**What the task asks:**
Print the records exactly. Miss nothing.

▽

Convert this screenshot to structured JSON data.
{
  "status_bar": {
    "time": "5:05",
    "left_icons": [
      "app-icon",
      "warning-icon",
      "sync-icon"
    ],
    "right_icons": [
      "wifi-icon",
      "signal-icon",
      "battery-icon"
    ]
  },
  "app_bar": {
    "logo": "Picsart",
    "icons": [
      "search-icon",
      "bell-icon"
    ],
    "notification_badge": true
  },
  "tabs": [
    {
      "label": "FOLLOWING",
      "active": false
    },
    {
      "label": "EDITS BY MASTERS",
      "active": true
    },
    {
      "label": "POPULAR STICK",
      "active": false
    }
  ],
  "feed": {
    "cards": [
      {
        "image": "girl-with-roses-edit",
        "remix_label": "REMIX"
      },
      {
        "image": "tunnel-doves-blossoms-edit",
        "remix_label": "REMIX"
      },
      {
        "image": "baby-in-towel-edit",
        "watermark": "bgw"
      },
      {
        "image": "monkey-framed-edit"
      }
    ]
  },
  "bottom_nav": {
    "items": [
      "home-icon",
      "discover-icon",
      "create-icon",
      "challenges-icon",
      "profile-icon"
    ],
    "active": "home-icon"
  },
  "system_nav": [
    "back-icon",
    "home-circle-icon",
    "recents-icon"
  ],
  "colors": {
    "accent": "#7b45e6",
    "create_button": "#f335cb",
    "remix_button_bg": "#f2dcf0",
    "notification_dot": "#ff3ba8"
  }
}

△

**Written answer:**
Convert this screenshot to structured JSON data.
{
  "status_bar": {
    "time": "5:05",
    "left_icons": [
      "app-icon",
      "warning-icon",
      "sync-icon"
    ],
    "right_icons": [
      "wifi-icon",
      "signal-icon",
      "battery-icon"
    ]
  },
  "app_bar": {
    "logo": "Picsart",
    "icons": [
      "search-icon",
      "bell-icon"
    ],
    "notification_badge": true
  },
  "tabs": [
    {
      "label": "FOLLOWING",
      "active": false
    },
    {
      "label": "EDITS BY MASTERS",
      "active": true
    },
    {
      "label": "POPULAR STICK",
      "active": false
    }
  ],
  "feed": {
    "cards": [
      {
        "image": "girl-with-roses-edit",
        "remix_label": "REMIX"
      },
      {
        "image": "tunnel-doves-blossoms-edit",
        "remix_label": "REMIX"
      },
      {
        "image": "baby-in-towel-edit",
        "watermark": "bgw"
      },
      {
        "image": "monkey-framed-edit"
      }
    ]
  },
  "bottom_nav": {
    "items": [
      "home-icon",
      "discover-icon",
      "create-icon",
      "challenges-icon",
      "profile-icon"
    ],
    "active": "home-icon"
  },
  "system_nav": [
    "back-icon",
    "home-circle-icon",
    "recents-icon"
  ],
  "colors": {
    "accent": "#7b45e6",
    "create_button": "#f335cb",
    "remix_button_bg": "#f2dcf0",
    "notification_dot": "#ff3ba8"
  }
}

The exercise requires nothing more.